Capital Institute: You also suggest social security funds could be invested in other ways that boost place-based economies.
Laursen: There are a lot of other exciting projects that generate a direct economic good that the money could be used for and that would throw off some return. One proposal I outline in the Epilogue to The People’s Pension is to decentralize social security. Instead of running all that money as one big pool, you could take it and you could slice it up regionally and have grassroots groups invest the money to create sustainable local economies focused on, for example, clean energy and rural and urban agriculture. It could be invested in cooperative businesses, so that, for example, we could start to revive parts of rural America and inner cities that have been left behind economically.
The other benefit of this approach would be to raise awareness that social security doesn’t exist by itself, it is part of a living economy. It would have an economic impact not only because the people who get social security benefits spend money but also because the funds themselves are invested in a decentralized way. You would have more of a tight connection, that’s visible to the public, between what the money is used for in terms of benefits and how it is invested. So I am arguing for a way to use social security for people to reclaim control of the economy at a more local, human level. If you go the more localized route, if you go decentralized, you start to talk about creating sustainable economies that don’t use up all of our resources and spend us into oblivion. The goal would be to invest in what are the basic needs of people.
Capital Institute: But how would you apportion funding to more sparsely populated rural communities under this decentralized approach?
Laursen: You could have some cooperative projects built that were not geographically based. So people who live in rural areas could join with others in urban centers, for example, on projects that both have an interest in promoting.
I think this approach addresses what was one of the flaws of the New Deal to begin with. It created a lot of good programs but once it was in place, it followed a bureaucratic, top-down model. The Social Security Administration was run by really remarkable, talented people for a long time, but over time people have come to feel the program doesn’t belong to them anymore, that it belongs to Washington bureaucrats. How do we get past that? How do we make it a more participatory system?
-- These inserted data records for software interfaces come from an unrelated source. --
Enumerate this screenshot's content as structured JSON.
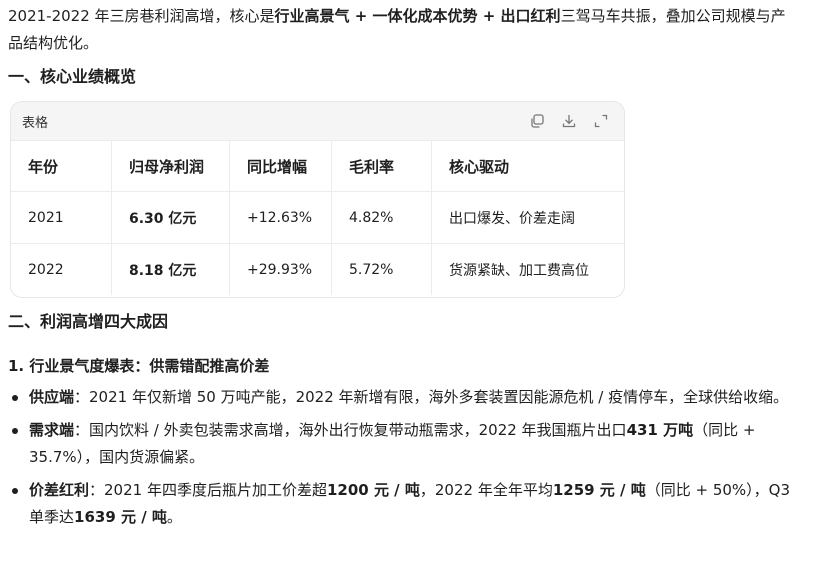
{
  "intro": {
    "p1": "2021-2022 年三房巷利润高增，核心是",
    "b1": "行业高景气 + 一体化成本优势 + 出口红利",
    "p2": "三驾马车共振，叠加公司规模与产品结构优化。"
  },
  "section1_title": "一、核心业绩概览",
  "table": {
    "label": "表格",
    "headers": [
      "年份",
      "归母净利润",
      "同比增幅",
      "毛利率",
      "核心驱动"
    ],
    "rows": [
      [
        "2021",
        "6.30 亿元",
        "+12.63%",
        "4.82%",
        "出口爆发、价差走阔"
      ],
      [
        "2022",
        "8.18 亿元",
        "+29.93%",
        "5.72%",
        "货源紧缺、加工费高位"
      ]
    ]
  },
  "section2_title": "二、利润高增四大成因",
  "subsection1_title": "1. 行业景气度爆表：供需错配推高价差",
  "bullets": [
    {
      "label": "供应端",
      "p1": "：2021 年仅新增 50 万吨产能，2022 年新增有限，海外多套装置因能源危机 / 疫情停车，全球供给收缩。"
    },
    {
      "label": "需求端",
      "p1": "：国内饮料 / 外卖包装需求高增，海外出行恢复带动瓶需求，2022 年我国瓶片出口",
      "b1": "431 万吨",
      "p2": "（同比 + 35.7%），国内货源偏紧。"
    },
    {
      "label": "价差红利",
      "p1": "：2021 年四季度后瓶片加工价差超",
      "b1": "1200 元 / 吨",
      "p2": "，2022 年全年平均",
      "b2": "1259 元 / 吨",
      "p3": "（同比 + 50%），Q3 单季达",
      "b3": "1639 元 / 吨",
      "p4": "。"
    }
  ]
}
My thesis is that social security is always a work in progress. Even FDR regarded it as that. If it just stays the same and doesn’t respond to things that are changing, it atrophies and people lose empathy with it. The idea that social security should change scares people in the progressive movement because they think it creates an opening to dismantle it. I would argue that the biggest risk to the system is that people will stop challenging it.—Susan Arterian Chang